AUGUST 19, 2005
Palestinians Ongoing Humanitarian Crisis Deepening in Gaza
ATLANTA - August 19 - Thousands of Palestinians in Gaza are suffering from a chronic humanitarian crisis that is deepening during the disengagement period.
Liz Sime, CARE’s country director for West Bank and Gaza said: "Poverty in Gaza is increasing at an alarming rate. The UN predicts more than 70 percent of the population will be living below the poverty level by next year. This is an extremely vulnerable population. Their ability to cope would be severely challenged by further restrictions on their mobility and capacity to get to hospitals, markets and water sources. We cannot ignore their basic needs during the disengagement process, which is likely to take several months."
While media attention has understandably focused on the experiences of Israeli settlers, CARE urges the international community to recognize the ongoing needs of the many poor villagers and farmers in the area. Their ability to reach essential services such as medical centers and to travel to work and markets is under increasing strain during the disengagement
During this process movement has been restricted inside Gaza, closing off various Palestinian communities. A checkpoint in the middle of the Gaza Strip is closed during the day, and opens at night, from 1am and 5 am, to allow movement from the north to the south of the Gaza Strip. Other restrictions on movement are in force in the West Bank areas near the settlements to be evacuated.
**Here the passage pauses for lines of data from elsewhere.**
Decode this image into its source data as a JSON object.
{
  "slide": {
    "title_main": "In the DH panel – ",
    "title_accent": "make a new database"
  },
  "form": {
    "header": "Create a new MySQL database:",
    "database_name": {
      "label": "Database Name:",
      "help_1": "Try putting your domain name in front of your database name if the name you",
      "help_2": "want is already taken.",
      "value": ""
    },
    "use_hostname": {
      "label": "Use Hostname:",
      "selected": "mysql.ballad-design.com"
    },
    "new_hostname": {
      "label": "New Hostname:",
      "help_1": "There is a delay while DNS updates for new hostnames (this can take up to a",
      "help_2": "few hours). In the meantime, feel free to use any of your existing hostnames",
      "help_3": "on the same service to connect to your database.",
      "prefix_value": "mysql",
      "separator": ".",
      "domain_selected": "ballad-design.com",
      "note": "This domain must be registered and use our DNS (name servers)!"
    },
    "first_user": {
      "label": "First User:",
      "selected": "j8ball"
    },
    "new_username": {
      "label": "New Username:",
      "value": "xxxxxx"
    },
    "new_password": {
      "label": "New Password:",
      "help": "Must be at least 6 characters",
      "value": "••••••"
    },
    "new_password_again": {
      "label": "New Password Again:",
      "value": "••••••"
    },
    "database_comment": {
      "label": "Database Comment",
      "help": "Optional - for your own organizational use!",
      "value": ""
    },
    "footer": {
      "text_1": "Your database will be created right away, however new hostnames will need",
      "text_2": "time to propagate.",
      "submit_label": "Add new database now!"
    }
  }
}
In anticipation of these restrictions, CARE, which has been based in the West Bank and Gaza since 1948, has distributed medical supplies to 70 health clinics in the affected communities. These village clinics serve more than 50,000 poor families.
Sime said, "We have helped village clinics stock up on essential medical supplies, so that if their community were to be affected by a closure, or movement restriction, the doctors and nurses will at least have medicine to treat patients on the spot. We have also provided additional medical stretchers and electrical generators to hospitals in Gaza so that they can better cope with power shortages and major medical emergencies."
About CARE in West Bank and Gaza: CARE has worked in West Bank and Gaza since 1948, with the exception of a 10-year period from 1984-1994. CARE works in partnership with 23 local and international nongovernmental organizations (NGOs), and nine government ministries and departments on integrated and children's health projects as well as projects working to improve agriculture and natural resources and encourage small economic activities